03 March 2008

Debugging War Story 2

At one of the projects I worked on in the past I got to work on some protocol design and implementation. This was actually one of my favorite projects ever; it was a project where I had a lot of responsibility, I got to work with a lot of interesting people on some hard problems, and I got to work on a project that allowed me to be creative and technical at the same time.

Anyways, I was in charge of the protocol implementation. I am a very careful and a very conservative programmer, and a lot of the protocol implementation was coded in the style that I prefer.

The protocol itself was binary (out of necessity). One day as we continued the design of the protocol we concluded that we needed to add a 64-bit integer to one of the message fields. After agreeing on the design, I updated one of the structs that I had created to store the message fields:

#if defined(SOME_COMPILER) || defined(SOME_OTHER_COMPILER)
#pragma pack (1)
struct SomeMsgStruct {
uint32_t field1;
uint32_t field2;
uint64_t fieldN; /* NEW FIELD */
#if defined(GNUC)
__attribute__ ((__packed__))
#if defined(SOME_COMPILER) || defined(SOME_OTHER_COMPILER)
#pragma pack (0)

The key point you need to understand here is that I wanted to make sure this struct was packed and there was no padding in the struct (as the C standard allows). You need to understand that I was supporting several different compilers and target architectures, some of which I did not have easy access to.

So, in my conservative programming style, I also added the following code to one of the protocol's initialization functions:

SomeMsgStruct x;
assert(sizeof(x) == (sizeof(x.field1) + sizeof(x.field2) + sizeof(x.fieldN)));

After testing my code, I checked it in, announced my changes, and then moved on to my next tasks.


Several days later, one of my colleagues, who, shall we say, was not a detail-oriented engineer, complained to me that something was wrong with the protocol stack and that there was garbage being transmitted on the wire. I knew this problem had "wild goose chase" written all over it, but I didn't have a magic wand to fix this problem. So, at around 2pm, we sat down to debug the problem.

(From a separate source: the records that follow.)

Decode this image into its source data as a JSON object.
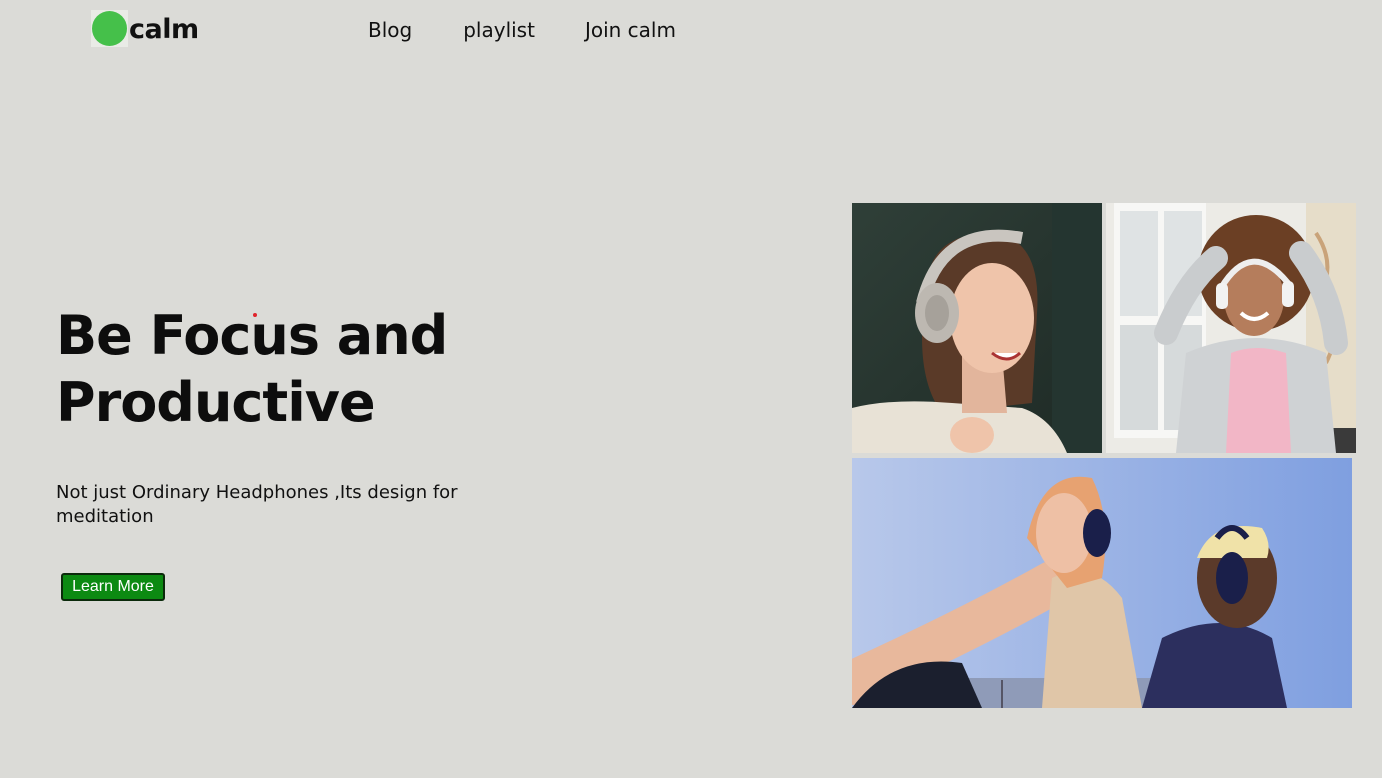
{
  "header": {
    "logo_text": "calm",
    "logo_icon": "green-circle-icon",
    "nav": [
      {
        "label": "Blog"
      },
      {
        "label": "playlist"
      },
      {
        "label": "Join calm"
      }
    ]
  },
  "hero": {
    "title_line1": "Be Focus and",
    "title_line2": "Productive",
    "subtitle": "Not just Ordinary Headphones ,Its design for meditation",
    "cta_label": "Learn More"
  },
  "gallery": {
    "photos": [
      {
        "subject": "woman-headphones-photo"
      },
      {
        "subject": "dancing-woman-headphones-photo"
      },
      {
        "subject": "couple-headphones-photo"
      }
    ]
  },
  "colors": {
    "background": "#dbdbd7",
    "brand_green": "#45c04a",
    "button_green": "#0c8a12"
  }
}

We analyzed logfiles. We looked at protocol traces. I tried to reproduce the problem on my setup, but the problem only reared its ugly head on my colleague's setup. My colleague's setup included a different target processor than what I had in my setup, so I was quickly forced to try to understand this problem on my colleague's foreign setup (which seemed to include a very tedious compile/link/load-the-binary-onto-the-target phase).

Eventually, in one of the logfiles, I noticed that something seemed to be wrong with "struct SomeMsgStruct". Ah! So I had my colleague add this to the code:

printf("sizeof SomeMsgStruct: %d\n", sizeof(SomeMsgStruct));

And, sure enough, the output was not what I was expecting.

Now I was really confused. At around 7:30pm, I wondered aloud to my colleague "How could this possibly be happening?! How could the compiler be doing this? I even put an assert() in the code to make sure that everything was right!".

At this point my co-worker blurted out:

assert()? Oh, what's that? When I first started working with your new code this morning, I kept on getting this `assertion failed' message. But I just wanted to get the code going, so I commented out that pesky line of code.

After this revelation, I excused myself from the noisy lab where I had just spent the entire afternoon, went outside to the parking lot, and had a good scream. After I composed myself, I went back inside and re-wrote the code so that the structure would be packed correctly on my colleague's target architecture. I also told my colleague, in no uncertain terms, to never modify my code again and to absolutely positively never ever remove an assertion from the code again unless he knew what he was doing and was prepared to deal with the consequences.

I am saddened to inform you, kind reader, that this wasn't the last time in my life that a colleague removed an assertion from my code. I guess that I am better able to deal with this now, but I am never less surprised when I see this.